_Exercise_. Any picture in the data below gets skipped; print all the rest exactly.
Segment Start: Data in this exercise
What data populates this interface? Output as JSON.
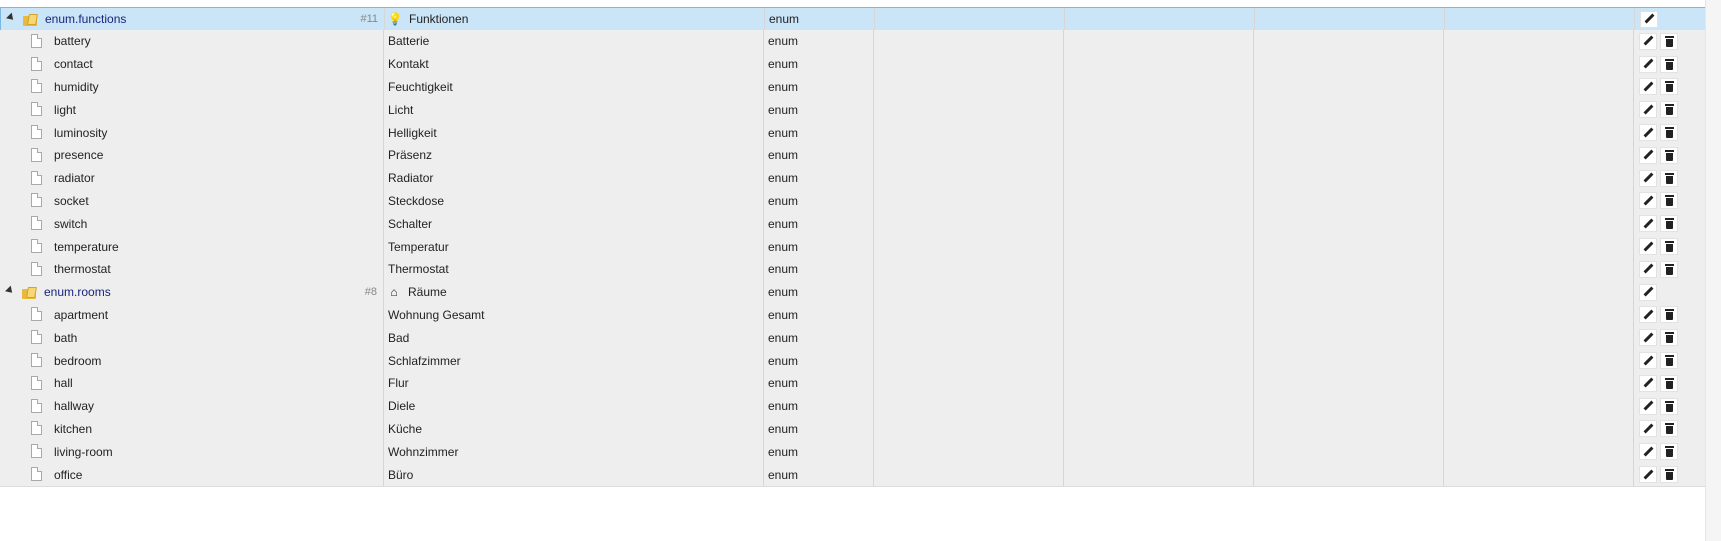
{
  "colors": {
    "row_bg": "#eeeeee",
    "selected_bg": "#c9e5f7",
    "folder_label": "#1a237e"
  },
  "groups": [
    {
      "id": "enum.functions",
      "count": "#11",
      "icon": "lightbulb-icon",
      "icon_glyph": "💡",
      "name": "Funktionen",
      "type": "enum",
      "selected": true,
      "children": [
        {
          "id": "battery",
          "name": "Batterie",
          "type": "enum"
        },
        {
          "id": "contact",
          "name": "Kontakt",
          "type": "enum"
        },
        {
          "id": "humidity",
          "name": "Feuchtigkeit",
          "type": "enum"
        },
        {
          "id": "light",
          "name": "Licht",
          "type": "enum"
        },
        {
          "id": "luminosity",
          "name": "Helligkeit",
          "type": "enum"
        },
        {
          "id": "presence",
          "name": "Präsenz",
          "type": "enum"
        },
        {
          "id": "radiator",
          "name": "Radiator",
          "type": "enum"
        },
        {
          "id": "socket",
          "name": "Steckdose",
          "type": "enum"
        },
        {
          "id": "switch",
          "name": "Schalter",
          "type": "enum"
        },
        {
          "id": "temperature",
          "name": "Temperatur",
          "type": "enum"
        },
        {
          "id": "thermostat",
          "name": "Thermostat",
          "type": "enum"
        }
      ]
    },
    {
      "id": "enum.rooms",
      "count": "#8",
      "icon": "home-icon",
      "icon_glyph": "⌂",
      "name": "Räume",
      "type": "enum",
      "selected": false,
      "children": [
        {
          "id": "apartment",
          "name": "Wohnung Gesamt",
          "type": "enum"
        },
        {
          "id": "bath",
          "name": "Bad",
          "type": "enum"
        },
        {
          "id": "bedroom",
          "name": "Schlafzimmer",
          "type": "enum"
        },
        {
          "id": "hall",
          "name": "Flur",
          "type": "enum"
        },
        {
          "id": "hallway",
          "name": "Diele",
          "type": "enum"
        },
        {
          "id": "kitchen",
          "name": "Küche",
          "type": "enum"
        },
        {
          "id": "living-room",
          "name": "Wohnzimmer",
          "type": "enum"
        },
        {
          "id": "office",
          "name": "Büro",
          "type": "enum"
        }
      ]
    }
  ]
}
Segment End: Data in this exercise
_Reply to the exercise_.
What data populates this interface? Output as JSON.
{
  "colors": {
    "row_bg": "#eeeeee",
    "selected_bg": "#c9e5f7",
    "folder_label": "#1a237e"
  },
  "groups": [
    {
      "id": "enum.functions",
      "count": "#11",
      "icon": "lightbulb-icon",
      "icon_glyph": "💡",
      "name": "Funktionen",
      "type": "enum",
      "selected": true,
      "children": [
        {
          "id": "battery",
          "name": "Batterie",
          "type": "enum"
        },
        {
          "id": "contact",
          "name": "Kontakt",
          "type": "enum"
        },
        {
          "id": "humidity",
          "name": "Feuchtigkeit",
          "type": "enum"
        },
        {
          "id": "light",
          "name": "Licht",
          "type": "enum"
        },
        {
          "id": "luminosity",
          "name": "Helligkeit",
          "type": "enum"
        },
        {
          "id": "presence",
          "name": "Präsenz",
          "type": "enum"
        },
        {
          "id": "radiator",
          "name": "Radiator",
          "type": "enum"
        },
        {
          "id": "socket",
          "name": "Steckdose",
          "type": "enum"
        },
        {
          "id": "switch",
          "name": "Schalter",
          "type": "enum"
        },
        {
          "id": "temperature",
          "name": "Temperatur",
          "type": "enum"
        },
        {
          "id": "thermostat",
          "name": "Thermostat",
          "type": "enum"
        }
      ]
    },
    {
      "id": "enum.rooms",
      "count": "#8",
      "icon": "home-icon",
      "icon_glyph": "⌂",
      "name": "Räume",
      "type": "enum",
      "selected": false,
      "children": [
        {
          "id": "apartment",
          "name": "Wohnung Gesamt",
          "type": "enum"
        },
        {
          "id": "bath",
          "name": "Bad",
          "type": "enum"
        },
        {
          "id": "bedroom",
          "name": "Schlafzimmer",
          "type": "enum"
        },
        {
          "id": "hall",
          "name": "Flur",
          "type": "enum"
        },
        {
          "id": "hallway",
          "name": "Diele",
          "type": "enum"
        },
        {
          "id": "kitchen",
          "name": "Küche",
          "type": "enum"
        },
        {
          "id": "living-room",
          "name": "Wohnzimmer",
          "type": "enum"
        },
        {
          "id": "office",
          "name": "Büro",
          "type": "enum"
        }
      ]
    }
  ]
}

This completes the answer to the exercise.